By Kagiso Monnapula*

A while ago I was watching Morning Live when the late Vuyo Mbuli said  “Business is tough”. My world paused a little as I

Kagiso Monnapula - An inspiring example of bootstrapping the old fashioned way.
Kagiso Monnapula – An inspiring example of  bootstrapping a new business, the old fashioned way.

slowly tried to swallow it. I have heard a lot of business people explain what they think business is. Not one of them ever gave a straight answer. If this is not strange behavior, I don’t know what is. I am a young businessman and perhaps the reason why I was affected by Vuyo’s words was that I had also been guilty of this. Something called to question by a simple truth that,  business is just plain tough!

In all fairness I couldn’t have known that things would toughen once I had started my business. There were a few positives that made starting up much easier. In a way, business chose me and not the other way round. From my teenage years there was a lot of informal and quasi business activity which I think gave me a business edge most first-time business owners, do not have.

At the time when the Government was promoting cooperatives, I became a member of one. I was then a matric scholar and would ask permission from my teachers to leave school early to attend the cooperative’s meetings. I was the only white shirt and grey-trouser member among lawyers and other business people. I was also a SRC Representative on the academic board of one of Gauteng’s biggest Colleges. At board meetings there would always be a few seconds of dead silence after I spoke. Because members, some of whom some were regional ANC big shots, struggled to respond to my contributions.

This kind of experience will aid any person who plans to start a business in the future. It may not have the effect of a red flag waved in front of you to signal just how difficult running a business is. But it helps.

In business you have to offer value for money. My product did just that. My clients responded superbly to my offering. I was selling advertising to businesses in Soweto and up to 80% of all the establishments I spoke to purchased my product. This was fantastic. It added the cherry on top of the cake. Starting a business couldn’t get any easier!

There is a saying to be careful what you wish for because you might just get it. I got what I wished and that was clients who had paid. I worked hard to get them. It included walking in the blistering sun from one business to the next. I had very little money to pay for the printing of contracts and business cards. Even the camera I was using to take photos of their products was borrowed. To top it all, most these business owners were old people to whom I’d first have to explain why they needed to advertise.

The time for me to walk the talk had come. I was in possession of my clients’ money. Carrying out their work involved printing so off I go shopping for a printer. To my shock; the prices are so high. The long and short of this story is that, firstly my costing was totally wrong, and as a result I would not make a profit.
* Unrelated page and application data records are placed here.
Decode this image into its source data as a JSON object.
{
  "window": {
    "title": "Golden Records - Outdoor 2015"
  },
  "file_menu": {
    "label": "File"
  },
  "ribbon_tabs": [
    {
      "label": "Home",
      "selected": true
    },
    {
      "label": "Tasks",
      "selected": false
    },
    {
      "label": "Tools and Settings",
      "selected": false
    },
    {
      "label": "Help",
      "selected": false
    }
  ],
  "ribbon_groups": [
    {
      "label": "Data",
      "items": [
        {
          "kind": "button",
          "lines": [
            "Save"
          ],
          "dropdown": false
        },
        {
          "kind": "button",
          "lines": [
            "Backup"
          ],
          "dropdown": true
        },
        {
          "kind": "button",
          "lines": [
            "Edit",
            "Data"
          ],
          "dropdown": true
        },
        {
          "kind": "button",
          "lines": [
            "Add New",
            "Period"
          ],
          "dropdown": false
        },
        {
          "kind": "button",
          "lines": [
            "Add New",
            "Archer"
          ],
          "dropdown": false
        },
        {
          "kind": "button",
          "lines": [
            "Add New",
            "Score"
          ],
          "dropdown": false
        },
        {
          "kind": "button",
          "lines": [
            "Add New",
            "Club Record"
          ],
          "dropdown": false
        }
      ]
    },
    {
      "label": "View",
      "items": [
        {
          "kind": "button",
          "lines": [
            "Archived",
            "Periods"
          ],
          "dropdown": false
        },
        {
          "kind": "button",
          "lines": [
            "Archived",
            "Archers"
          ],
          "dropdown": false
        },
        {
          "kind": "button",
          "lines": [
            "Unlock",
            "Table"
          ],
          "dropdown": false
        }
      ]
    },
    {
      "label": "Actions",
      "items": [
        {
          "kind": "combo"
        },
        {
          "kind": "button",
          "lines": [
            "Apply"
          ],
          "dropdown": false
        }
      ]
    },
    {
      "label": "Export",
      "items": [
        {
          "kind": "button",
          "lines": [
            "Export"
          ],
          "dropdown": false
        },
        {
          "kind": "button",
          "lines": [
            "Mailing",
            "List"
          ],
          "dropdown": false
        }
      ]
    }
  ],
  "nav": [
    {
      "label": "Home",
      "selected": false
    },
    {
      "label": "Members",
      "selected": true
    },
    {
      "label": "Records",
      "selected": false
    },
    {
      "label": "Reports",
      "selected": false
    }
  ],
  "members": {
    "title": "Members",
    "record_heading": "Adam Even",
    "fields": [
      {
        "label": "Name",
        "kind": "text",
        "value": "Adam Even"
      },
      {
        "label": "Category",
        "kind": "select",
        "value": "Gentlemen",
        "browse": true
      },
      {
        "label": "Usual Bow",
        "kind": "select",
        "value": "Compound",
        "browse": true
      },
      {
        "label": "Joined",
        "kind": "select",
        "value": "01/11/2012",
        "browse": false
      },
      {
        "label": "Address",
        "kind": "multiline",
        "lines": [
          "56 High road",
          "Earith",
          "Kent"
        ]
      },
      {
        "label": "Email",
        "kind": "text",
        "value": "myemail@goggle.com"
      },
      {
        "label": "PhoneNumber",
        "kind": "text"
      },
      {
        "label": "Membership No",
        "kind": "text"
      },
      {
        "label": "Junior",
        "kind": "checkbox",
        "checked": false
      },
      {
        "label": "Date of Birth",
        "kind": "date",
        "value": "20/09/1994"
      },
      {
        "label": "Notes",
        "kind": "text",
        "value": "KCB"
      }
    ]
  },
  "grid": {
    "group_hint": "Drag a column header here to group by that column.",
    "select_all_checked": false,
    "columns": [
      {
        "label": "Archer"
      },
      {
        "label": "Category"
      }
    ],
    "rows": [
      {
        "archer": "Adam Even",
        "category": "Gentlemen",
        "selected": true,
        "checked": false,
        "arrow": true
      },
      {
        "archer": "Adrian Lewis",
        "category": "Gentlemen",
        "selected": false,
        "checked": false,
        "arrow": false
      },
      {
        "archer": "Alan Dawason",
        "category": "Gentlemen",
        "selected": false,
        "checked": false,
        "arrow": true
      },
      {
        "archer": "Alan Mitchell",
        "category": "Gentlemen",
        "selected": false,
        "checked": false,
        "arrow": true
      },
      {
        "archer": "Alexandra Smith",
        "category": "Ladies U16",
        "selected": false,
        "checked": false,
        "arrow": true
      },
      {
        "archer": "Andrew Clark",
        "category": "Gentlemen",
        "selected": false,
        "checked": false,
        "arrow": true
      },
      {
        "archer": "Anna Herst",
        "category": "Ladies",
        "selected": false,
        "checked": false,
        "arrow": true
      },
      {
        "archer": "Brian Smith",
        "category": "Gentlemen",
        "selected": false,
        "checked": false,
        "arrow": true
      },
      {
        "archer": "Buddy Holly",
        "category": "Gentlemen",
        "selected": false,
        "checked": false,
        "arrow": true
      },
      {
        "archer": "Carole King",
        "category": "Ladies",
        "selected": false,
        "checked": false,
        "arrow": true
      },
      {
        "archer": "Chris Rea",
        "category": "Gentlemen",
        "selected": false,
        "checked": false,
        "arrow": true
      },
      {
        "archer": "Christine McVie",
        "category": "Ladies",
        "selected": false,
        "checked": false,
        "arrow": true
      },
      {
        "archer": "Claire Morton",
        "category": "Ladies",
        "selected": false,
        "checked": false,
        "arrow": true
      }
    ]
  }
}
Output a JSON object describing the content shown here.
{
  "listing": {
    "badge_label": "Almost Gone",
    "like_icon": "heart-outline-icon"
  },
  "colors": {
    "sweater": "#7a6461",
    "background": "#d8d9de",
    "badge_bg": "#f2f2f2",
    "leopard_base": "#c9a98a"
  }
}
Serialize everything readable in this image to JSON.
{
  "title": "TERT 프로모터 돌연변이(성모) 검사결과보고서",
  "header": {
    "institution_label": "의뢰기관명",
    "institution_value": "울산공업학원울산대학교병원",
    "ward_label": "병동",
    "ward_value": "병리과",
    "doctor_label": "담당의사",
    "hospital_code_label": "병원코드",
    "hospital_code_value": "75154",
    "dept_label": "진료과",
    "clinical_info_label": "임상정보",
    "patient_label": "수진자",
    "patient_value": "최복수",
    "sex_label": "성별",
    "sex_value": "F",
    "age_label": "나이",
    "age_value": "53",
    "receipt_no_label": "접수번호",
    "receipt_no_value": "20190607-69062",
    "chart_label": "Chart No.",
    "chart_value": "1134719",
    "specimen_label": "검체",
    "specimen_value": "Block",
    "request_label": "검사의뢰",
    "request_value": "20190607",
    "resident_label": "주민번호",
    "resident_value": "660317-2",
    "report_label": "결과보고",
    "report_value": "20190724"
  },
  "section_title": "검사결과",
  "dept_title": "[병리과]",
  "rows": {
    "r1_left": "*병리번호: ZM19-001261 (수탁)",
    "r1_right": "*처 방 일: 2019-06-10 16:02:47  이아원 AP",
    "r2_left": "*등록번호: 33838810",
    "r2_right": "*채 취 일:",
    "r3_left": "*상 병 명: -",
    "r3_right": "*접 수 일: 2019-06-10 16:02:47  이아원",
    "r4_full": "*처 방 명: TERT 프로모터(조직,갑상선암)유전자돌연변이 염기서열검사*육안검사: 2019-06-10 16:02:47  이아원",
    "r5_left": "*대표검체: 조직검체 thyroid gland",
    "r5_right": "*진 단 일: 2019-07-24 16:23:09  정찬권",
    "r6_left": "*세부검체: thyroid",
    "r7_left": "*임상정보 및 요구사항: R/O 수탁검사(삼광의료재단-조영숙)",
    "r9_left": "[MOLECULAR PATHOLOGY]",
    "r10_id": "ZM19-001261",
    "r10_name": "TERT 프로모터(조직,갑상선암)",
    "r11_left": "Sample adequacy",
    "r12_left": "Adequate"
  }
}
Statistics show that in the first three years of existence most business will struggle. In plain terms that means you are going from one mistake to another. Starting a business is almost like buying a smashed car that you need to fix before you drive it. All new businesses start off ‘broken’ and to get customers, develop an effective financial management system, manage staff relations well and, indeed, get every aspect of the business functioning effectively, the business owner has to do some fixing.

I have given you a testimonial of some adventures I had when starting my business. But perhaps the most significant fixing that any young business needs is for the owner to fix themself. Business is tough! It requires steadiness. You have to ride the tide similar to Michael Schumacher driving his Ferrari at high speeds but exercising control where he needed to brake, accelerate and bend with the twists and turn of the circuit.

Success in business comes not so much from getting contracts and employing people. It is derived from actually staying in business. The longer you remain in the game, the better your prospects become. To be a business person is to be an exorcist. It is really about facing your demons, stare defeat in the face – and overcome it.

* Kagiso Monnapula is a young South African who is determined to change his future. He expects to be blogging regularly for Biznewz – when he finds the time away from his fledgling business.